Dataset rows describing interfaces
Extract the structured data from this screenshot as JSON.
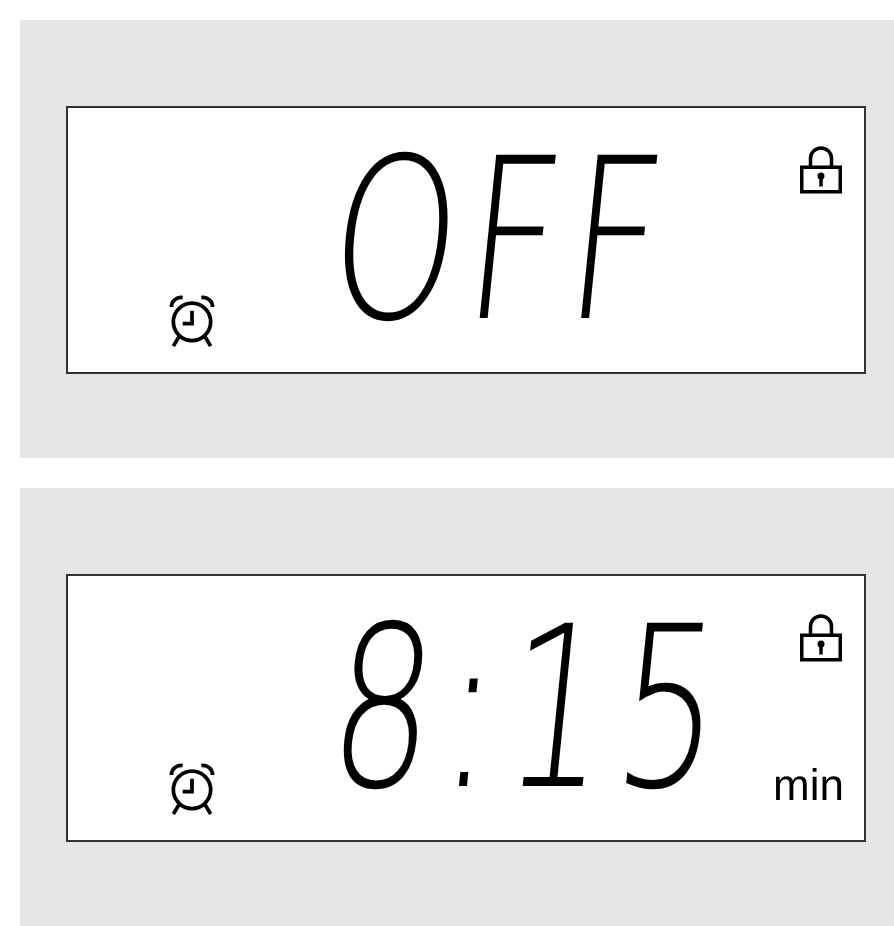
{
  "displays": [
    {
      "reading": "OFF"
    },
    {
      "reading": "8:15",
      "unit": "min"
    }
  ]
}
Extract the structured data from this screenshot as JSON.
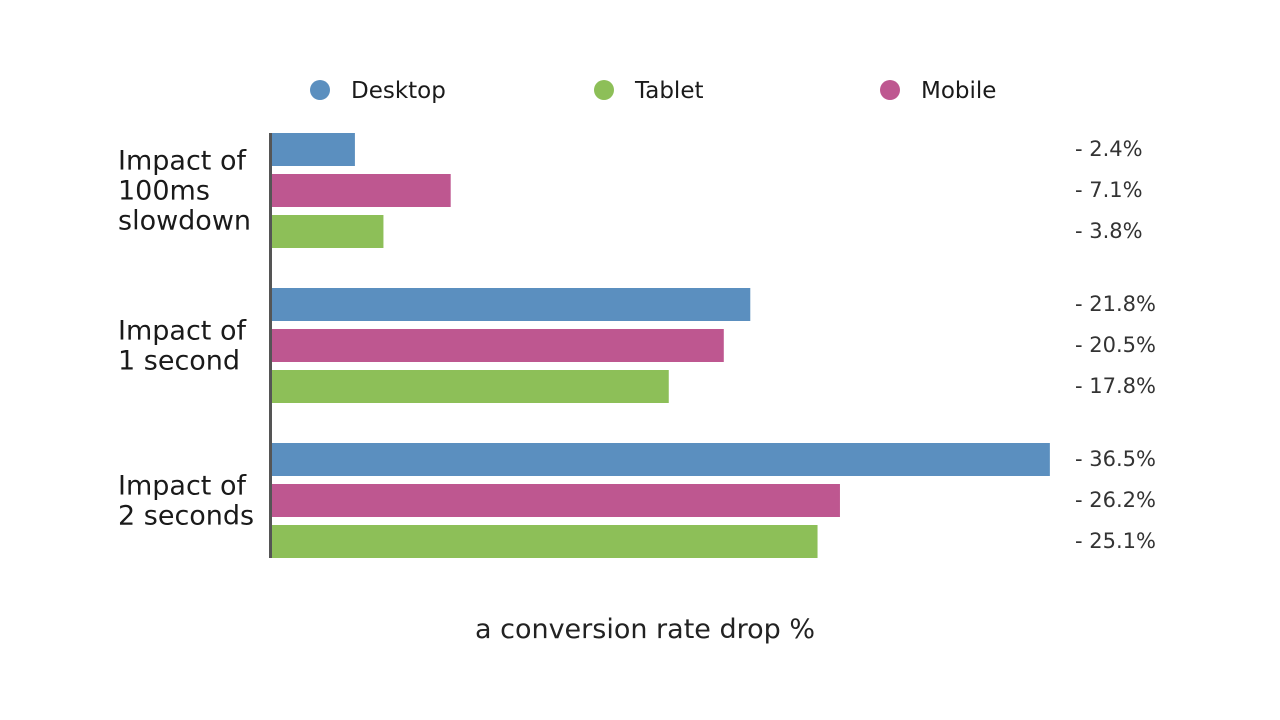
{
  "chart_data": {
    "type": "bar",
    "orientation": "horizontal",
    "title": "",
    "xlabel": "a conversion rate drop %",
    "ylabel": "",
    "legend_position": "top",
    "grid": false,
    "series_order_in_groups": [
      "Desktop",
      "Mobile",
      "Tablet"
    ],
    "legend": [
      {
        "name": "Desktop",
        "color": "#5b8fbf"
      },
      {
        "name": "Tablet",
        "color": "#8dbf58"
      },
      {
        "name": "Mobile",
        "color": "#be5790"
      }
    ],
    "categories": [
      {
        "label_lines": [
          "Impact of",
          "100ms",
          "slowdown"
        ]
      },
      {
        "label_lines": [
          "Impact of",
          "1 second"
        ]
      },
      {
        "label_lines": [
          "Impact of",
          "2 seconds"
        ]
      }
    ],
    "series": [
      {
        "name": "Desktop",
        "color": "#5b8fbf",
        "values": [
          2.4,
          21.8,
          36.5
        ],
        "labels": [
          "- 2.4%",
          "- 21.8%",
          "- 36.5%"
        ]
      },
      {
        "name": "Mobile",
        "color": "#be5790",
        "values": [
          7.1,
          20.5,
          26.2
        ],
        "labels": [
          "- 7.1%",
          "- 20.5%",
          "- 26.2%"
        ]
      },
      {
        "name": "Tablet",
        "color": "#8dbf58",
        "values": [
          3.8,
          17.8,
          25.1
        ],
        "labels": [
          "- 3.8%",
          "- 17.8%",
          "- 25.1%"
        ]
      }
    ],
    "axis_color": "#555555"
  }
}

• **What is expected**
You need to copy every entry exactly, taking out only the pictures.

• **Solution for this exercise**
Extract the structured data from this screenshot as JSON.
{
  "displays": [
    {
      "reading": "OFF"
    },
    {
      "reading": "8:15",
      "unit": "min"
    }
  ]
}
Extract the structured data from this screenshot as JSON.
{
  "chart_data": {
    "type": "bar",
    "orientation": "horizontal",
    "title": "",
    "xlabel": "a conversion rate drop %",
    "ylabel": "",
    "legend_position": "top",
    "grid": false,
    "series_order_in_groups": [
      "Desktop",
      "Mobile",
      "Tablet"
    ],
    "legend": [
      {
        "name": "Desktop",
        "color": "#5b8fbf"
      },
      {
        "name": "Tablet",
        "color": "#8dbf58"
      },
      {
        "name": "Mobile",
        "color": "#be5790"
      }
    ],
    "categories": [
      {
        "label_lines": [
          "Impact of",
          "100ms",
          "slowdown"
        ]
      },
      {
        "label_lines": [
          "Impact of",
          "1 second"
        ]
      },
      {
        "label_lines": [
          "Impact of",
          "2 seconds"
        ]
      }
    ],
    "series": [
      {
        "name": "Desktop",
        "color": "#5b8fbf",
        "values": [
          2.4,
          21.8,
          36.5
        ],
        "labels": [
          "- 2.4%",
          "- 21.8%",
          "- 36.5%"
        ]
      },
      {
        "name": "Mobile",
        "color": "#be5790",
        "values": [
          7.1,
          20.5,
          26.2
        ],
        "labels": [
          "- 7.1%",
          "- 20.5%",
          "- 26.2%"
        ]
      },
      {
        "name": "Tablet",
        "color": "#8dbf58",
        "values": [
          3.8,
          17.8,
          25.1
        ],
        "labels": [
          "- 3.8%",
          "- 17.8%",
          "- 25.1%"
        ]
      }
    ],
    "axis_color": "#555555"
  }
}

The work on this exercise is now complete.